I was in Beijing last week for a series of meetings with our China team. Fifteen years ago, NRDC was the first international environmental NGO to establish a program on clean energy issues in China. Today, we have an office in Beijing with more than 25 staff focusing on a range of energy and environmental issues.
As China experts will tell you, one of the great challenges in Chinese environmental protection is the need to develop stronger environmental laws and policies, as well as the mechanisms to enforce them.
These are issues that have been central to NRDC's work in the U.S. for 40 years. Building on this experience, we established a program to work with China to encourage better implementation of environmental laws several years ago (we were the first international NGO to do so). We have worked with government agencies to draft stronger legislation, collaborated with Chinese universities and think tanks to develop proposals for environmental policy reform, and organized capacity-building workshops for local-level environmental officials, environmental groups, judges, lawyers, and journalists.
In the U.S., the environmental law revolution that began in the early 1970s was critical to cleaning up the environment. But perhaps even more important have been the mechanisms to make sure these laws are implemented in practice--and the dedication of citizen groups, government agencies and other stakeholders to make sure they are used effectively.
A recent expose in the New York Times revealed just how critical strong enforcement is. The article explained that 40 years after Congress passed the Clean Water Act, violations of the law have risen steadily in recent years, yet many violators go unpunished. The results are grave: Americans are exposed to toxins that cause cancer and other serious illnesses. The article reminds us that even with good laws on the books, we must remain vigilant. That is true in America, and it is true in China, as well.
During my trip this past week, I learned about the tremendous amount of work going on in China, not just within the government, but also from the Chinese public to develop better environmental laws and put in place the systems that will drive better implementation. It has been remarkable to see.
For example, on Thursday we paid a visit to China's Ministry of Environmental Protection (MEP). We have been working with MEP and other bureaus for more than a year on the latest amendment to the Atmospheric Pollution Prevention and Control Law -China's "Clean Air Act."
Air pollution in China remains a serious challenge, and China is exploring a wide range of new ways to deal with the problem, including regional air pollution mechanisms, expanded permitting, stronger enforcement provisions and tougher controls on vehicle emissions.
We also learned about proposals to incorporate pollution reduction goals in China's 12th Five-Year Plan focused on a number of highly-polluting industrial sectors (power, cement, iron-steel, etc.) and key pollutants (fine particulates, mercury, volatile organic compounds, etc.).
Of course, the best laws and policies are meaningless without good implementation. On Thursday night, I had the chance to have dinner with some of China's top environmentalists who are working on-the-ground to bring about better implementation and enforcement of environmental laws.

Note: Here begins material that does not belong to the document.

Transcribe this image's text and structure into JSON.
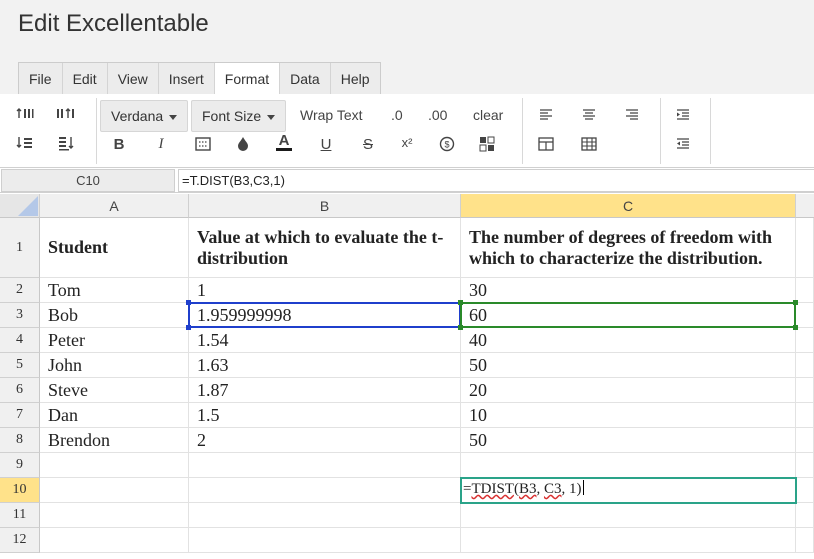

Ma Jun, one of China's best-known environmentalists, talked to me about his work to make transparency about emissions of pollutants the norm in China. We recently worked with Ma Jun on a Pollution Information Transparency Index, an evaluation of the degree of environmental transparency in 113 Chinese cities (see here).
I also talked with our old friend Professor Wang Canfa, China's top environmental litigator. He was our first partner in China in the environmental law area, and he is working as hard as ever to create environmental rule of law in China. We have been working together to promote implementation of China's new environmental courts and to train Chinese lawyers and judges in environmental law.
Li Bo, the director of Friends of Nature - China's first environmental NGO, described to me his efforts to build a nationwide membership of environmentalists that can more effectively engage in local efforts at environmental protection. Some of these members are holding local companies accountable for their pollution and pressing for accurate disclosure of pollution levels.
We also met with Wang Yongchen, Global Village of Beijing, iCET and others who are taking the initiative to improve China's environment.
These are the types of efforts that will drive better implementation of environmental laws, and it is truly remarkable to see the amount of good work going on. Building a strong, enforceable framework for environmental law is essential to China's battle with "traditional" pollution and will be critical as China moves forward to address the challenges of climate change. The glimpse I had at China's efforts in this regard was impressive. If China continues to grow and expand these efforts, it has the potential to make a big difference for China's environment and for the entire world.
You can read more about these issues at NRDC's Greenlaw blog, our bilingual blog focused on discussion of China's environmental law, policy and civil society.